Blue Whales Return To Indian Ocean Region, Underwater Audio Reveals

Despite these encouraging signs, blue whales remain listed as endangered by the International Union for the Conservation of Nature and under the Endangered Species Act in the US.
SEYCHELLES, Indian Ocean – In a remarkable tale of resilience and recovery, the blue whales, Earth’s largest creatures, have made a stunning comeback to the waters near the Seychelles islands. This triumphant return, half a century in the making, is a testament to the enduring power of nature and the impact of sustained conservation efforts.


The Song of the Seas: Blue Whales’ Triumphant Return to the Indian Ocean

A new study published in the Endangered Species Research journal reveals the resurgence of these majestic giants in a region where they had been decimated by relentless whaling in the mid-20th century. The findings, based on underwater audio recordings, capture the haunting and distinct songs of the blue whales, a sound once nearly silenced in these waters.
Kate Stafford, a professor at Oregon State University’s Marine Mammal Institute and a lead author of the study, spoke to BBC News about this extraordinary revival: “It turns out if you stop killing animals on mass scales and you give them a chance to rebound, they can recover.”

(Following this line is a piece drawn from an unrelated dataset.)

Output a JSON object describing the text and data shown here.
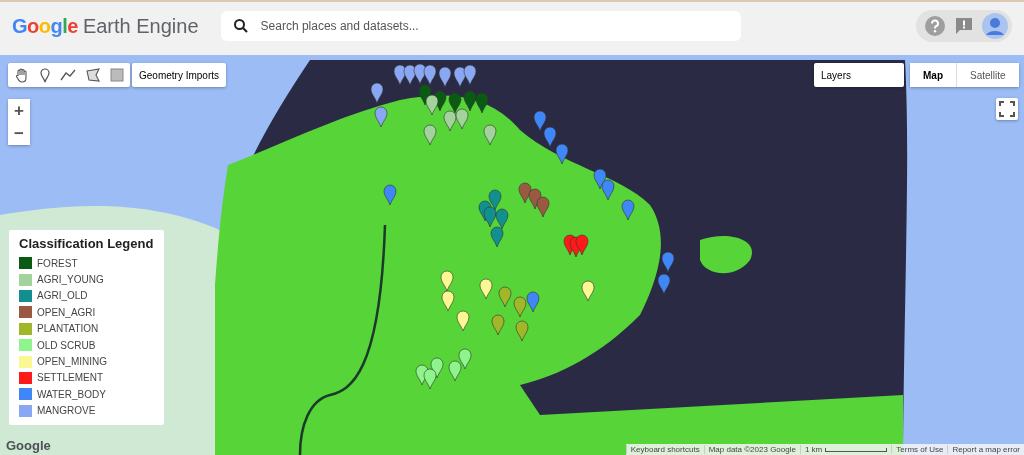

Blue whales, like many of their kin, fell victim to the industrial-scale slaughter of commercial whaling. In the 1960s, a Soviet whaling fleet ruthlessly hunted down 500 blue whales near the Seychelles, nearly eradicating their presence in the area. However, the global tide has turned. With international bans on whaling and a concerted push for marine conservation, blue whale populations are slowly but surely rebounding worldwide.

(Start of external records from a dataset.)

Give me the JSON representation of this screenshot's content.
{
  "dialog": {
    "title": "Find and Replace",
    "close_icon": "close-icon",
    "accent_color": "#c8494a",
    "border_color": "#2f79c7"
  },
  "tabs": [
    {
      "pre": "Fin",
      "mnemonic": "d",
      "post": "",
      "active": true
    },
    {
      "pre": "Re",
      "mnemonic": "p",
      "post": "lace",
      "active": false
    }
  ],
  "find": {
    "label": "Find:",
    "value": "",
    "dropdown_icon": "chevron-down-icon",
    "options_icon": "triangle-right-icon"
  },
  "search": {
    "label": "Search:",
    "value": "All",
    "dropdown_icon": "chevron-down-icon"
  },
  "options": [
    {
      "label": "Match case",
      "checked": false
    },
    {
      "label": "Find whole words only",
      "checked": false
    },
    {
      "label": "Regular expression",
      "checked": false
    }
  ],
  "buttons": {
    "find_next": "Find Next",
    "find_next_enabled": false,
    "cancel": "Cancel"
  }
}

The initial clues of their return came from sporadic sightings near the Seychelles, prompting scientists to investigate further. They deployed a unique ‘sound trap’ on the ocean floor – a sophisticated setup armed with recording devices and batteries. This device diligently captured sounds for 15 minutes every hour, for an entire year. The data harvested from this operation brought a revelation – the unmistakable songs of blue whales echoing once more through these waters.

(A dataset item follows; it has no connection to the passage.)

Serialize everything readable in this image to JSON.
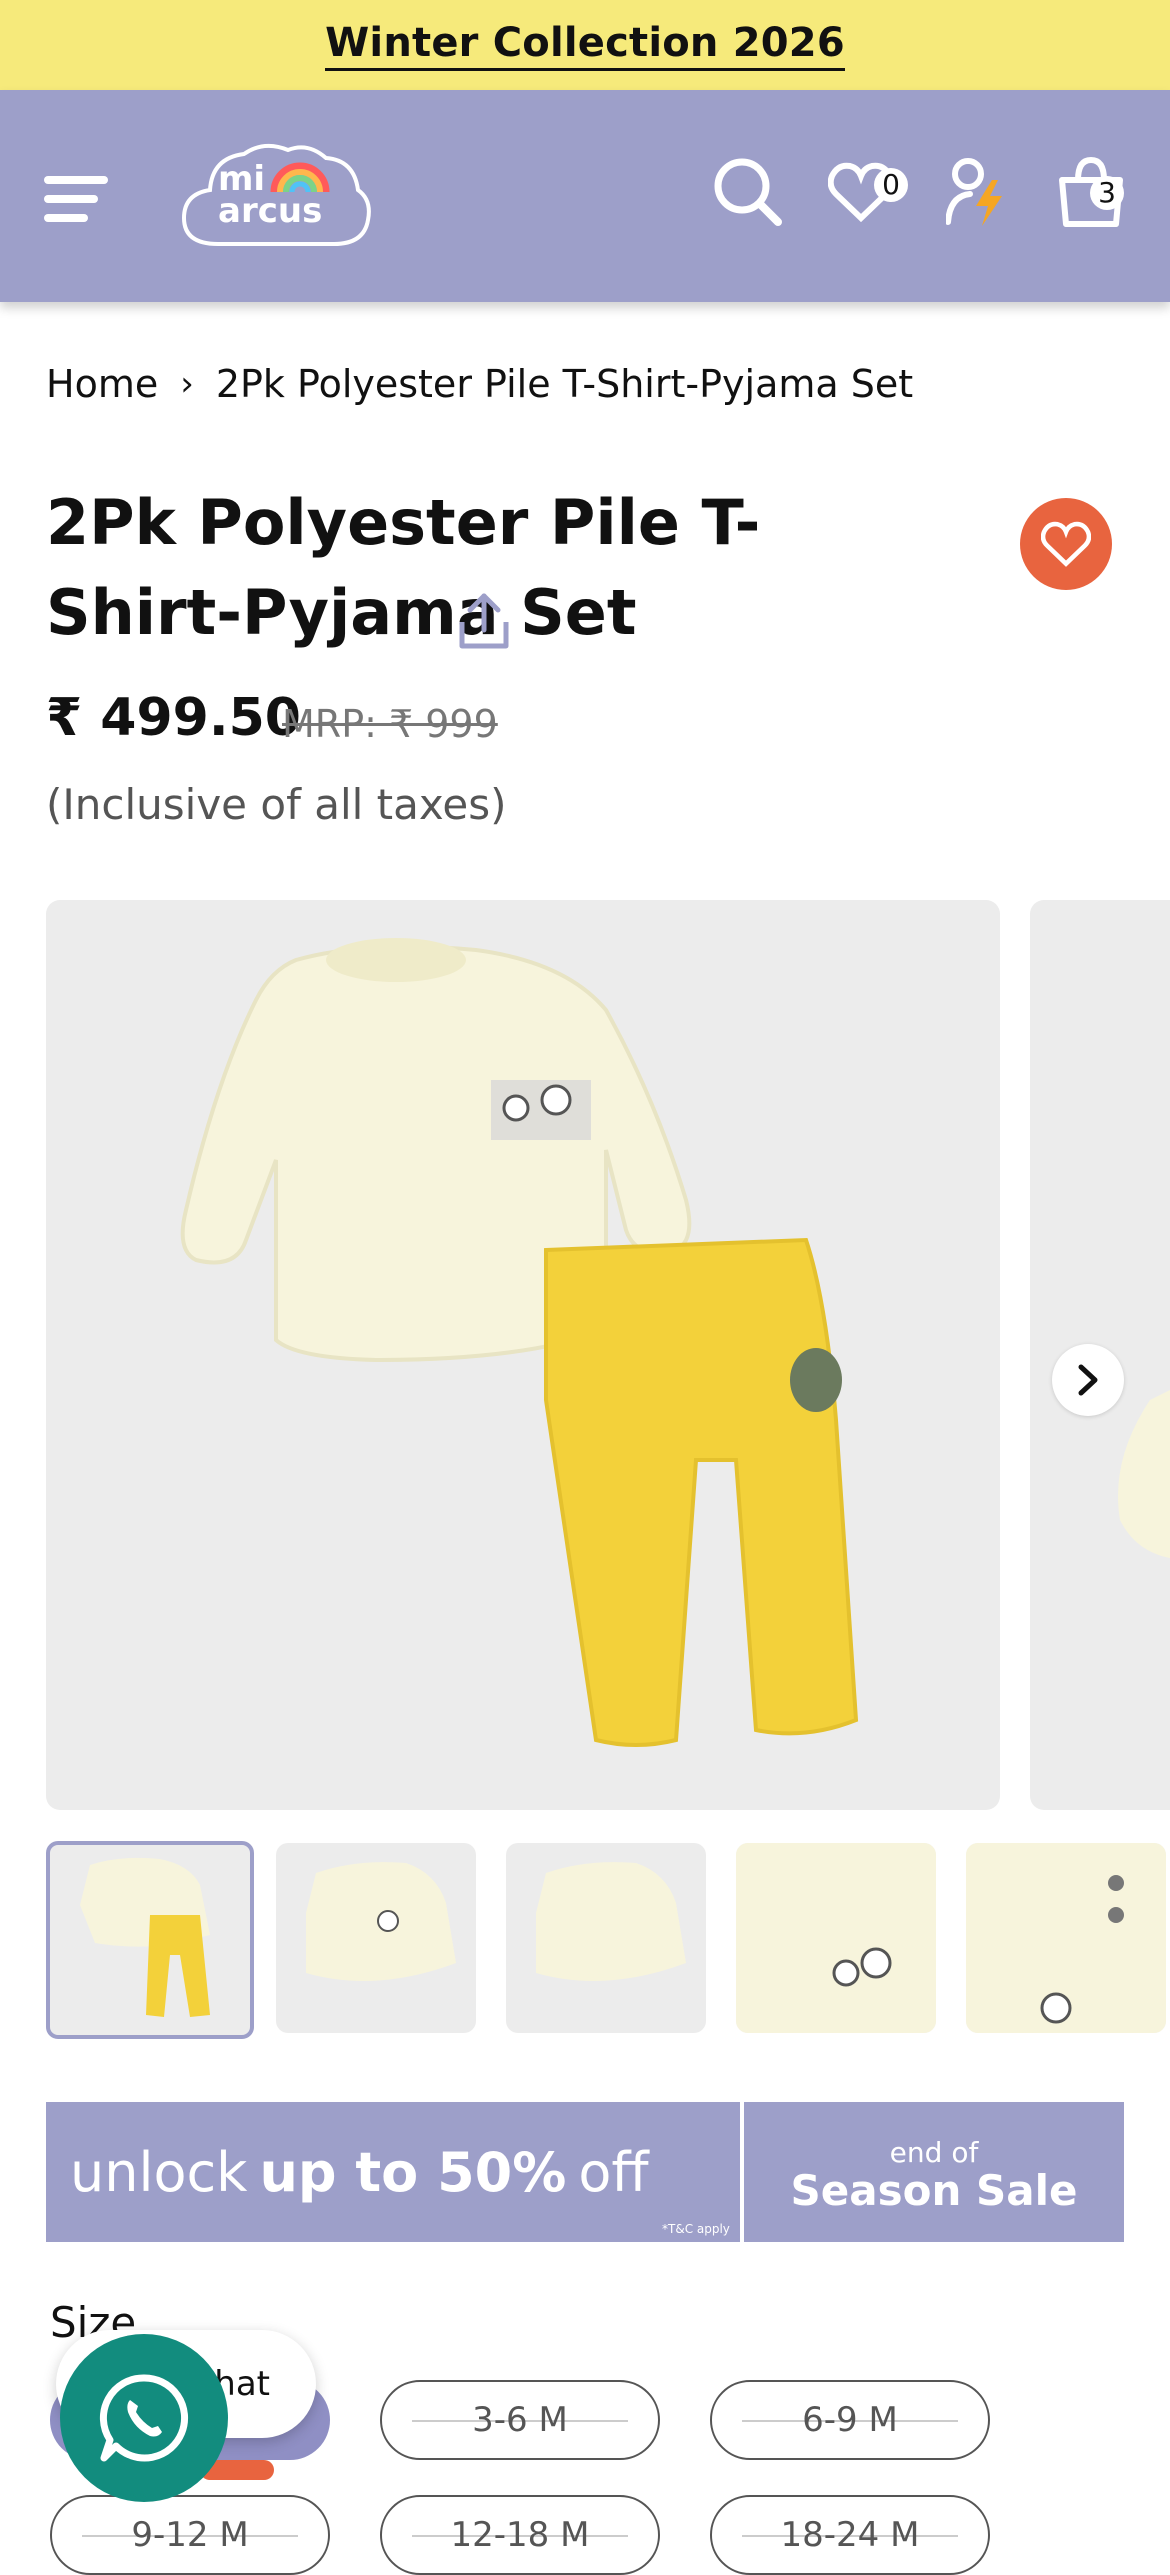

The songs, resonating at frequencies inaudible to human ears, were primarily detected from December to April, suggesting a male origin, as Stafford explains: “They sing during the breeding season, and we think it’s probably the males who are singing, based on what we know about other whales.”
The  importance of the Seychelles to these gentle giants is still under study, with researchers speculating it could be a critical breeding ground. This resurgence is especially poignant, given that approximately 154,000 square miles of ocean around the Seychelles is now a protected zone. This protection is part of a unique ‘debt for climate’ swap, where the nation agreed to safeguard its marine territories in exchange for debt relief.
Despite these encouraging signs, blue whales remain listed as endangered by the International Union for the Conservation of Nature and under the Endangered Species Act in the US. Their return to the Seychelles is not just a story of ecological success; it’s a clarion call for continued vigilance and action in the fight for our planet’s future.
As global leaders and conservationists reflect on this achievement, the blue whales of the Seychelles remind us of nature’s incredible capacity for recovery, provided we give it a chance. Their songs, once fading into silence, now resonate as a beacon of hope across the Indian Ocean, heralding a new chapter in the saga of our planet’s resilience and humanity’s role in safeguarding it.

Lead image courtesy of VideoDive from Getty Images